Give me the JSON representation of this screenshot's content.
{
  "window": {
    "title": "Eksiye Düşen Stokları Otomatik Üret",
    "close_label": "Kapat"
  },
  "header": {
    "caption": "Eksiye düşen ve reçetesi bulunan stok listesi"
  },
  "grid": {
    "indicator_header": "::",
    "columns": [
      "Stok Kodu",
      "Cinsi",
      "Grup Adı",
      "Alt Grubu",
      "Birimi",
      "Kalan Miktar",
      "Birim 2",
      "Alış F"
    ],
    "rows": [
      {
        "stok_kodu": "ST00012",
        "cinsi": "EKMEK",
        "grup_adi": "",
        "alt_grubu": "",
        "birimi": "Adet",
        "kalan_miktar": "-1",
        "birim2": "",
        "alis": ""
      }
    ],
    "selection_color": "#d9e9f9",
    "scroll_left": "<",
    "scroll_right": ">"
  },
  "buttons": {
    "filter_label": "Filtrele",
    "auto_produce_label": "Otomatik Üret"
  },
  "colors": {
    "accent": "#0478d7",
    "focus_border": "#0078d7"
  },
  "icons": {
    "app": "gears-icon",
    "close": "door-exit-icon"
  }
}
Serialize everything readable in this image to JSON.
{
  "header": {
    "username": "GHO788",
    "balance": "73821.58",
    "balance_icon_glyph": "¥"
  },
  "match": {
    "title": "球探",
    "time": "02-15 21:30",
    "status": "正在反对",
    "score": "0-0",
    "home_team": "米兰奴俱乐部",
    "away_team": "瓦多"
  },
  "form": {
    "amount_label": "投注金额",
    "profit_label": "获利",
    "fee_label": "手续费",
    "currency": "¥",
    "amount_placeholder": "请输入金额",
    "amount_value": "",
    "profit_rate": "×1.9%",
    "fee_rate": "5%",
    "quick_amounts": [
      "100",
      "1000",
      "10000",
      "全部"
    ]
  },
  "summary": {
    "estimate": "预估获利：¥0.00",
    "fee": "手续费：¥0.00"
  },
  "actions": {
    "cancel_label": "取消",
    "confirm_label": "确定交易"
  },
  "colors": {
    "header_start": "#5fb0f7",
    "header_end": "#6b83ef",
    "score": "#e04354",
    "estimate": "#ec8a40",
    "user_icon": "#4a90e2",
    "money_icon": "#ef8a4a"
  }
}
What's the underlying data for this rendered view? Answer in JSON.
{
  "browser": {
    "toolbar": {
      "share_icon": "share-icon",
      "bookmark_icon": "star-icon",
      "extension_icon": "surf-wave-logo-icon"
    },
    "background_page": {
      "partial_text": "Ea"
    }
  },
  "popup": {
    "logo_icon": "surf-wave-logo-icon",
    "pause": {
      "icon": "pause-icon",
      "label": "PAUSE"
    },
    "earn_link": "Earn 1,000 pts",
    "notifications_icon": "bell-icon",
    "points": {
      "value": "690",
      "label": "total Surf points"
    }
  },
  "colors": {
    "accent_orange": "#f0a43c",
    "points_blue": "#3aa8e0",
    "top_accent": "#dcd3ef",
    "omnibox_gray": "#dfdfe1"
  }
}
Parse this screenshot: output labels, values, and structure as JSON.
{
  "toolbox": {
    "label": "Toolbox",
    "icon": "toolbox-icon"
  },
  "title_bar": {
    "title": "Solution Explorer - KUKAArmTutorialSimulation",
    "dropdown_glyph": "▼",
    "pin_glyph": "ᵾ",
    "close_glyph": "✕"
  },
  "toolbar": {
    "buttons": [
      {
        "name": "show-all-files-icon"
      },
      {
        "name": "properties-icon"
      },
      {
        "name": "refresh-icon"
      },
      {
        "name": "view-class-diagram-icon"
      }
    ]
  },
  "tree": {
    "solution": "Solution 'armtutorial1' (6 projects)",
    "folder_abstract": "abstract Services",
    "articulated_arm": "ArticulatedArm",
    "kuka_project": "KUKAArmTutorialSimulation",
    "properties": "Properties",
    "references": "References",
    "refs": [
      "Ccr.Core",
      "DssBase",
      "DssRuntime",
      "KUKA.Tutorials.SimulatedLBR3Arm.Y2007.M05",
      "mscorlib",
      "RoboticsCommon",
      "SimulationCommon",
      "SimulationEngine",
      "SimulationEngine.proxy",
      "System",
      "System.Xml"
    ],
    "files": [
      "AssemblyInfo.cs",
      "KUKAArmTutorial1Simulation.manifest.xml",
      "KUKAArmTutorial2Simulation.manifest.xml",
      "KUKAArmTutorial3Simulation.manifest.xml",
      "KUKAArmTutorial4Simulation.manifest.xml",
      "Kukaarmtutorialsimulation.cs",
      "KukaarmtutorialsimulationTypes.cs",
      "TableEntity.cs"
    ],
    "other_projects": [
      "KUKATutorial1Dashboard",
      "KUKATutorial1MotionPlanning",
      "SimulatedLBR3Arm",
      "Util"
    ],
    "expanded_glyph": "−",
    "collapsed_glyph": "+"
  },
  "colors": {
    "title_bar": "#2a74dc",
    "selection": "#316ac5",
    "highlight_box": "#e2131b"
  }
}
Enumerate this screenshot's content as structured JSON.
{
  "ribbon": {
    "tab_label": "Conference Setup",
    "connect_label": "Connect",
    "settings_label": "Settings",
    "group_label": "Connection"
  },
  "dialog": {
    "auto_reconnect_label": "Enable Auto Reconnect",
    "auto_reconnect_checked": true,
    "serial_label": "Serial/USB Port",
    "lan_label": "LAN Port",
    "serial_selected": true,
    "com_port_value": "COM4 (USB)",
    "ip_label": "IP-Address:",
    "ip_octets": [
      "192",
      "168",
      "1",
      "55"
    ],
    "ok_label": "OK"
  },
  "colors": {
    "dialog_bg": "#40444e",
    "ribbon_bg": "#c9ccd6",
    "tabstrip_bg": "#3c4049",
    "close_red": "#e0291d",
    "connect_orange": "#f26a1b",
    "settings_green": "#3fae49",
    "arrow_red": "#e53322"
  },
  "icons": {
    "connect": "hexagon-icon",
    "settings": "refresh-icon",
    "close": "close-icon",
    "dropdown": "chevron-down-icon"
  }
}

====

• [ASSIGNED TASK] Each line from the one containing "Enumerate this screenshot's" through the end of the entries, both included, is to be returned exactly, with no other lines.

• [WRITTEN RESPONSE]
Enumerate this screenshot's content as structured JSON.
{
  "ribbon": {
    "tab_label": "Conference Setup",
    "connect_label": "Connect",
    "settings_label": "Settings",
    "group_label": "Connection"
  },
  "dialog": {
    "auto_reconnect_label": "Enable Auto Reconnect",
    "auto_reconnect_checked": true,
    "serial_label": "Serial/USB Port",
    "lan_label": "LAN Port",
    "serial_selected": true,
    "com_port_value": "COM4 (USB)",
    "ip_label": "IP-Address:",
    "ip_octets": [
      "192",
      "168",
      "1",
      "55"
    ],
    "ok_label": "OK"
  },
  "colors": {
    "dialog_bg": "#40444e",
    "ribbon_bg": "#c9ccd6",
    "tabstrip_bg": "#3c4049",
    "close_red": "#e0291d",
    "connect_orange": "#f26a1b",
    "settings_green": "#3fae49",
    "arrow_red": "#e53322"
  },
  "icons": {
    "connect": "hexagon-icon",
    "settings": "refresh-icon",
    "close": "close-icon",
    "dropdown": "chevron-down-icon"
  }
}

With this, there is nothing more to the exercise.